* SOURCE DATA *

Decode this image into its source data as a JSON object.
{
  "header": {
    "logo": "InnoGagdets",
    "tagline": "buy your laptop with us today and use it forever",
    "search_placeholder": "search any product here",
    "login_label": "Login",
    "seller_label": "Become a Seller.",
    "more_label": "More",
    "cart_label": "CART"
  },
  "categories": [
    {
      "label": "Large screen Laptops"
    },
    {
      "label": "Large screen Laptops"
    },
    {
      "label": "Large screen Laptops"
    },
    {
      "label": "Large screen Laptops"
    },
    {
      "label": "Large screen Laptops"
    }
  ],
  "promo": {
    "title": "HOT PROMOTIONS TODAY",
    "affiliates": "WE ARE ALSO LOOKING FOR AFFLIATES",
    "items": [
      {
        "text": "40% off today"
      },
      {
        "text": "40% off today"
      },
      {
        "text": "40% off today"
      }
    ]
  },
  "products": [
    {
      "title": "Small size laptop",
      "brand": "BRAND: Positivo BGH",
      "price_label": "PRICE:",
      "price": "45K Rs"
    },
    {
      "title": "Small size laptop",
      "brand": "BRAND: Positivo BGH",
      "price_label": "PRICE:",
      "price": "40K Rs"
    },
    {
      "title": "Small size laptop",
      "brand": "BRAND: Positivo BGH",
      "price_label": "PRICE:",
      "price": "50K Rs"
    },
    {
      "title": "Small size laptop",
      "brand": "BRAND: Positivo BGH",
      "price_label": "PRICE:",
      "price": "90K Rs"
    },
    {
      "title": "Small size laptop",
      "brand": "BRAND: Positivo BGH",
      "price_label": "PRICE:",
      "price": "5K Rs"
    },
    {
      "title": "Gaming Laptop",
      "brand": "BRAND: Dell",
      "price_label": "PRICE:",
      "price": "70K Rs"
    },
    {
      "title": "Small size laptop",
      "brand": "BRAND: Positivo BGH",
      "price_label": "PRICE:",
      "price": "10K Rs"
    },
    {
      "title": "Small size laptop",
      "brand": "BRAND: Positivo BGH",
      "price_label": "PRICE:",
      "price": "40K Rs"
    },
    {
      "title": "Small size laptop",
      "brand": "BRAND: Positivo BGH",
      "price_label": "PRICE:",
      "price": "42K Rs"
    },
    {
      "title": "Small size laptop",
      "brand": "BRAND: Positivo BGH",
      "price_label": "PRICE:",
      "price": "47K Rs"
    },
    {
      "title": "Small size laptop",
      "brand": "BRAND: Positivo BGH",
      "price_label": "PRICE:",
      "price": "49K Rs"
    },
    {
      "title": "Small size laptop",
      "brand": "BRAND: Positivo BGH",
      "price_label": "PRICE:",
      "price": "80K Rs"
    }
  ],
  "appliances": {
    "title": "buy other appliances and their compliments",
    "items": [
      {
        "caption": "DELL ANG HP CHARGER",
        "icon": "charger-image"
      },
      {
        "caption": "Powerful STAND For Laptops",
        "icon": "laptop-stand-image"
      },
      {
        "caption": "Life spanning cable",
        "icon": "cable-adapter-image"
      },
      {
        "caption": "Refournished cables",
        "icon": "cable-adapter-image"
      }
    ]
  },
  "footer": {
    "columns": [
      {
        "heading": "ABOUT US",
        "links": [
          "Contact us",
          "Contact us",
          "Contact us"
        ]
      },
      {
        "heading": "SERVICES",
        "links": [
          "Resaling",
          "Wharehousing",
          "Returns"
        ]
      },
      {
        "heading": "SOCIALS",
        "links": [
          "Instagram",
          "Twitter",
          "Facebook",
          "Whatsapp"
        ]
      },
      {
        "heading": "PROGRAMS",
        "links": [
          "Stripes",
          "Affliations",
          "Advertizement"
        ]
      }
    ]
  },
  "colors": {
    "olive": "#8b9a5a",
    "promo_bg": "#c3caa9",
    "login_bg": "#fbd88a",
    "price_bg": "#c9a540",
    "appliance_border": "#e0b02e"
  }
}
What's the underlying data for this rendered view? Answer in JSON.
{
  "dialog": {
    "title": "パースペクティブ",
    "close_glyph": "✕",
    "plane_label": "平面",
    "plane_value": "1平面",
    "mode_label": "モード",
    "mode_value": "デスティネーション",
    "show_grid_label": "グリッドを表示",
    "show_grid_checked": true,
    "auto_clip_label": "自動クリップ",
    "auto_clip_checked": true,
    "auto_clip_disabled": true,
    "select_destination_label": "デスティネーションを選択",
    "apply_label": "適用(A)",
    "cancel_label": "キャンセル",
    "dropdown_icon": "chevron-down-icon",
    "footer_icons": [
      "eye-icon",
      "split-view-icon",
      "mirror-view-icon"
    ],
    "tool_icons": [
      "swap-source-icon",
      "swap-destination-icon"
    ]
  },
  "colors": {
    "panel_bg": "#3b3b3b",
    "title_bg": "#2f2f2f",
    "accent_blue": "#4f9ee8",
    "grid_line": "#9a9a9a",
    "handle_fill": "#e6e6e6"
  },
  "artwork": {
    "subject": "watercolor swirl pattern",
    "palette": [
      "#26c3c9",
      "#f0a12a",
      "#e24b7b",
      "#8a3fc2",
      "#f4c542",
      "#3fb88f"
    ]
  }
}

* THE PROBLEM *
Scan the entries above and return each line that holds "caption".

* SOLUTION *
        "caption": "DELL ANG HP CHARGER",
        "caption": "Powerful STAND For Laptops",
        "caption": "Life spanning cable",
        "caption": "Refournished cables",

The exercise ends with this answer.